Strengthening CSOs and Community Agents Capacity to Track and Monitor NDDC in Akwa Ibom
Alone, Alone with the support of the MacArthur Foundation organized an agenda-setting and capacity development workshop for CSOs and Community agents in Akwa-Ibom state. As part of its movement to entrench transparency and accountability in the NDDC, the workshop focused on exerting community groups to develop strategies for engaging NDDC. The one-day capacity development workshop held in Uyo on July 13, 2021, was aimed at raising the consciousness of participants on the deficiencies of the commission and the need to develop strategies for engagements.
Speaking to participants at the event, the Programs Coordinator of Alone, Isaac Botti decried the abysmal level of performance of the NDDC. Recounting past and present media reports of gross fiscal mismanagement and embezzlement of the commission, Botti noted that the NDDC has not only failed in its mandate of engendering development but is a major cause of underdevelopment in the Niger Delta regions. He further noted that the indifference of citizens and pressure groups, particularly civil society organizations, has contributed to the level of impunity the NDDC officials enjoy.
[su_pullquote]NDDC must be held accountable but as citizens groups, we must act. The time to act is now[/su_pullquote]
Dr Harry Udoh on the roles of NDDC in championing development agenda of the Niger Delta regions
One Dr Harry Udoh explained the roles of NDDC in championing development agenda of the Niger Delta regions. In his address, Dr Udoh noted that the NDDC emerged from growing mass discontent of the adverse implications of ‘oil farming’ by multinationals in the nine Niger Delta states. As its major objective, the commission is expected to ensure that the oil-bearing communities enjoy commensurate development and that citizens do not bear the brunt of IOCs presence. The speaker however noted that the commission has failed in this regards, as its history has been marked with a tale of misappropriation of funds, poorly executed and abandoned projects and embezzlement of public funds. This he explained will continue to stall the development of the regions and until proper probity is carried out.
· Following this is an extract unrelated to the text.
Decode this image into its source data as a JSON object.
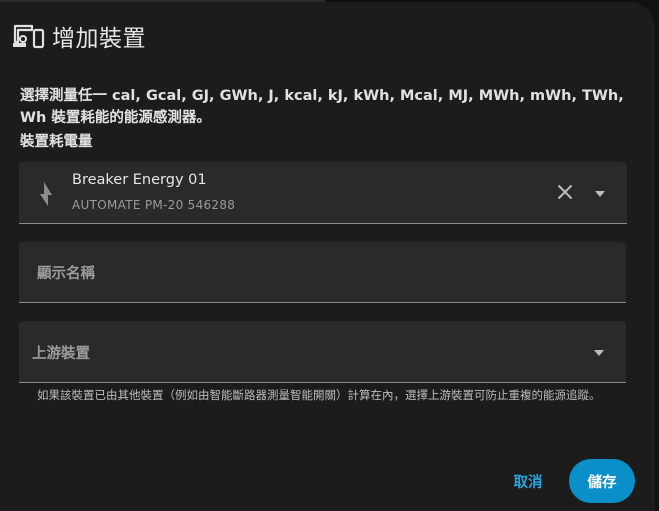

He urged CSOs, PLWDs, women groups and all citizens groups present to take advantage of the social and conventional media to monitor the activities of commission and engage them on good service delivery.
He concluded that in other for the campaign for an accountable commission to be productive, communication messages must be strategic and in doing so groups first identify their audience, design messages to fit them and use the right channel of communication.
A cross section of participants at the workshop
During a discourse tagged, “The Budget Process and Citizens Engagement”, Mr Botti noted that a lot of citizens have not seen the NDDC budget neither do they have an idea of the process of awarding contracts. This he stressed, makes it difficult to track and monitor projects. He, therefore, charged groups to send out FOI requests to the relevant ministries asking for the budget document. He maintained that once the document is made available, monitoring and evaluation could start and the NDDC would be made to be accountable to the people they are meant to serve.
Participants agreed with the speakers. Noting that the commission has been too secretive in their administration, groups present are determined to probe into the commission and ensure accountability is restored. During the group work session, agendas were set for engagements. Representatives of each group highlighted strategies for engagement.
Concluding the program, one of the facilitators, Ann Udonte reminded the participants of the need to mainstream gender and includes all social groups in developmental projects and budgeting